Jimmy Kimmel says his longtime friends Ben Affleck and Matt Damon made a very generous offer at the start of the writers’ strike.
On his newly launched Strike Force Five podcast — which has Kimmel, Stephen Colbert, Jimmy Fallon, Seth Meyers and John Oliver uniting for a limited run pod — Kimmel revealed the duo offered to pay his staff’s salaries for two weeks after his ABC late-night show, Jimmy Kimmel Live, shut down in May.
Making a nod to his long-running mock-feud with Damon, Kimmel said, “Ben Affleck and the despicable Matt Damon contacted me and offered to pay our staff for two weeks, a week each, they wanted to pay [them] out of their own pocket.”
Kimmel said he decided to reject the offer because, as he points out, “I felt that that was not their responsibility.”
To which Colbert asked, “Couldn’t you say yes and then give your money to us?”
Kimmel also noted Ryan Reynolds offered to give the Live staff free Mint Mobile services for a year (Reynolds is an owner of Mint Mobile, which ended up being a sponsor of the podcast).
Kimmel and Damon’s “feud” has been ongoing since 2005 and has resulted in a slew of skits and visits to his show.
Kimmel also revealed in the episode he was considering retiring when he strike began.
“I was very intent on retiring right around the time where the strike started,” he said. “And now, I realize, oh yeah, it’s kind of nice to work. You know when you are working, you think about not working.”

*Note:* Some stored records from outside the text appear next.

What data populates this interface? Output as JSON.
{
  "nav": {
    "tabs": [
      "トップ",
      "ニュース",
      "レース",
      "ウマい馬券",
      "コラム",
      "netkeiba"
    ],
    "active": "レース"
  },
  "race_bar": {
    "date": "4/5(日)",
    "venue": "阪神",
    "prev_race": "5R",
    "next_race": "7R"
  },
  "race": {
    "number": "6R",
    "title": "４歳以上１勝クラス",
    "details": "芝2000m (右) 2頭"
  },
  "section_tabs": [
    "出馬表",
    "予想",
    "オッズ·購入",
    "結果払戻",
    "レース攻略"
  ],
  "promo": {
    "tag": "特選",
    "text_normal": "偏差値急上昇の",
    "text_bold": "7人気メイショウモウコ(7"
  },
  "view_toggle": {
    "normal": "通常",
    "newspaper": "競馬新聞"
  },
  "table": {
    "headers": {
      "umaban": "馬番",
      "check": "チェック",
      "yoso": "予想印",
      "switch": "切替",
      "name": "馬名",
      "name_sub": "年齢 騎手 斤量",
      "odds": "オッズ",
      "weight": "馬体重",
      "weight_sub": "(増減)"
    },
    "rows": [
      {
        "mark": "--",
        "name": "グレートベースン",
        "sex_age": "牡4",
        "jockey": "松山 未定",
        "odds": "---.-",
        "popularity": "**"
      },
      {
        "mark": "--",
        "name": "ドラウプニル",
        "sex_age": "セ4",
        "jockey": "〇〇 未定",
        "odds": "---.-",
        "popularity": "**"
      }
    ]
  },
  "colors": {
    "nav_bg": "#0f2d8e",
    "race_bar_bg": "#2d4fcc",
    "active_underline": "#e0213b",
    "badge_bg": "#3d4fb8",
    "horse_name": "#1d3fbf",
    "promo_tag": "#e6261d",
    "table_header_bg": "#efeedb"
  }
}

Strike Force Five launched Wednesday on Spotify and will consist of 12 episodes on. All five hosts will participate and rotate who leads the conversation. Proceeds will be split among their out-of-work staff. The concept was born out of weekly Zooms that the late night hosts have been holding since the WGA strike began in early May.